Paradise lost is a poem which John Milton wrote to narrates the genesis story. Milton portrays Satan as a hero in this poem. He goes to the story of creation and fall of man and emphasizes more on the actions of Satan rather than the role of God or Adam and Eve. Ironically Milton argues on defense of God, but portrays Satan so vivid thus attracting attention of the reader. Throughout the poem Satan is depicted with traits trappings relating with the conventional poem, where Satan is heroic or military figure if conquered.
Increasing this problem is the reader's prospect of how an epic poem works. The hero is the attribute mainly aimed at drawing reader's attention, and Milton positioned his Satan right in front of his readers and straight in their imaginations.
Although he follows it closely, Milton changes the epic custom on its head in one respect: he initiated Satan himself, the old enemy, the hero, or at least candidate for hero, of his poem: his is the main point of view from which we experience the action, at least at the beginning.
With the command of Milton's portrayal, Satan is perhaps the hero of his epic poem and that seems to be Milton's intent. However it is near to the point of calling call him a travesty of the epic hero, as most reputable critics have done for over a century, but if so, one should be keen to avoid withholding the appropriate measure of appreciation that would accrue an epic hero attaining the kinds of exploits Satan does.

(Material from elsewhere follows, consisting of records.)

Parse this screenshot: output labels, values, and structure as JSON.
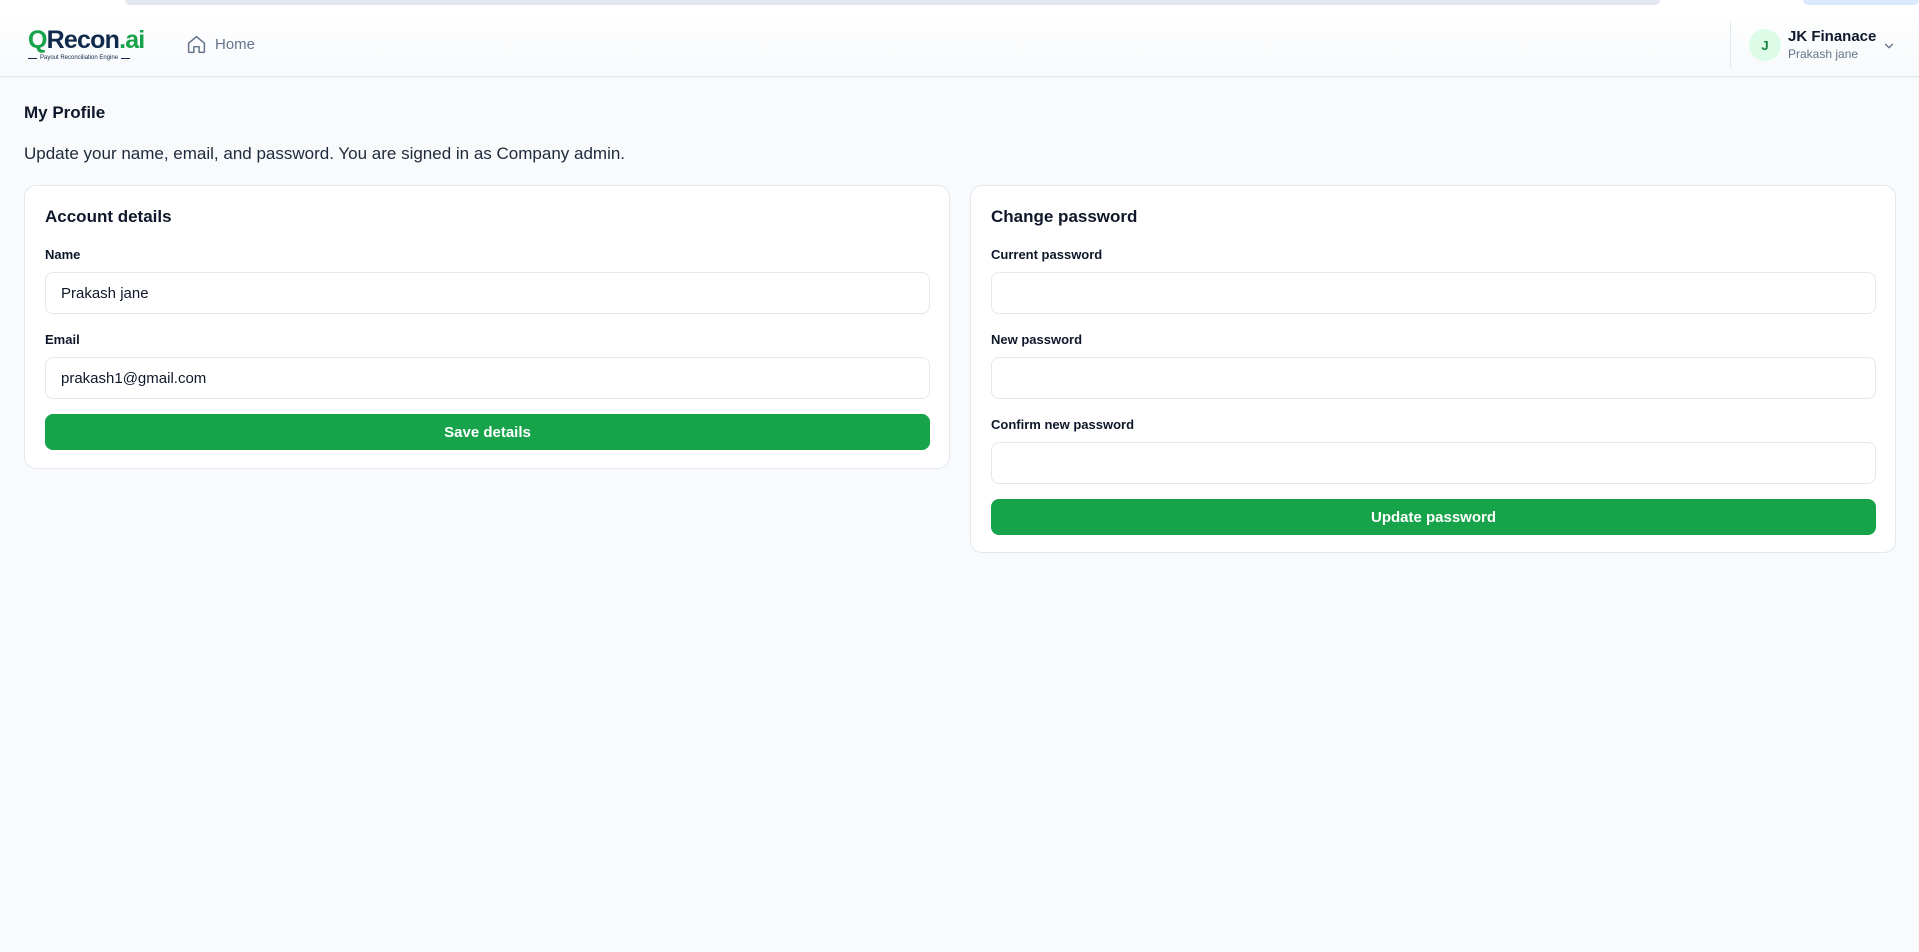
{
  "brand": {
    "logo_q": "Q",
    "logo_recon": "Recon",
    "logo_ai": ".ai",
    "tagline": "Payout Reconciliation Engine"
  },
  "nav": {
    "home_label": "Home"
  },
  "user": {
    "avatar_initial": "J",
    "company": "JK Finanace",
    "name": "Prakash jane"
  },
  "page": {
    "title": "My Profile",
    "subtitle": "Update your name, email, and password. You are signed in as Company admin."
  },
  "account_details": {
    "title": "Account details",
    "name_label": "Name",
    "name_value": "Prakash jane",
    "email_label": "Email",
    "email_value": "prakash1@gmail.com",
    "save_label": "Save details"
  },
  "change_password": {
    "title": "Change password",
    "current_label": "Current password",
    "current_value": "",
    "new_label": "New password",
    "new_value": "",
    "confirm_label": "Confirm new password",
    "confirm_value": "",
    "update_label": "Update password"
  },
  "colors": {
    "accent": "#16a34a",
    "background": "#f8fafc",
    "text": "#0f172a",
    "muted": "#64748b",
    "border": "#e2e8f0"
  },
  "icons": {
    "home": "home-icon",
    "chevron": "chevron-down-icon"
  }
}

Milton wrote Paradise Lost as a reversed epic or anti-epic. Throughout the poem he has perverted and changed the epic principles to fit them to his retelling of the Biblical description of Creation and the fall as given in book Genesis. The main aim of Milton is to give his own understanding and view to Christianity. The approach he employs depicts Satan be a hero or more accurately, the anti-hero. Like the idol gods, Milton made Satan as a catastrophic hero in order to devastate him. For all his magnificence, Satan undergoes the ultimate fatal flaw, at least Milton's approach of Christianity: his lack of ability to recognize both his sinful nature and to allow the forgiveness God makes readily available. Thus, Milton twists Satan into a metaphor for the decisive sinner; that is, the human being who follows his own will alone and obdurately ignores God's readily available offer of forgiveness and salvation. Milton explains such a person, to be repeating Satan's error and willfully and foolishly giving up God's promise to his creatures, the promise of eternal life in the heaven of the Creator's presence. According to Milton, such a person deserves Satan's destiny.
In conclusion we can generally agree that, the ultimate failure of the free will defense is due to the fact that God made everything that exists, and everything exists as it does just because God designed it so.
God with full understanding of the nature created all that exists, and knows the ultimate fate of all His creations. Even though sometimes we allow knowledge and choice within sentient beings and holds them responsible for their decisions, the decision to exist in the first place was never theirs. That decision comes from God alone, and free will is a doubtful point without it.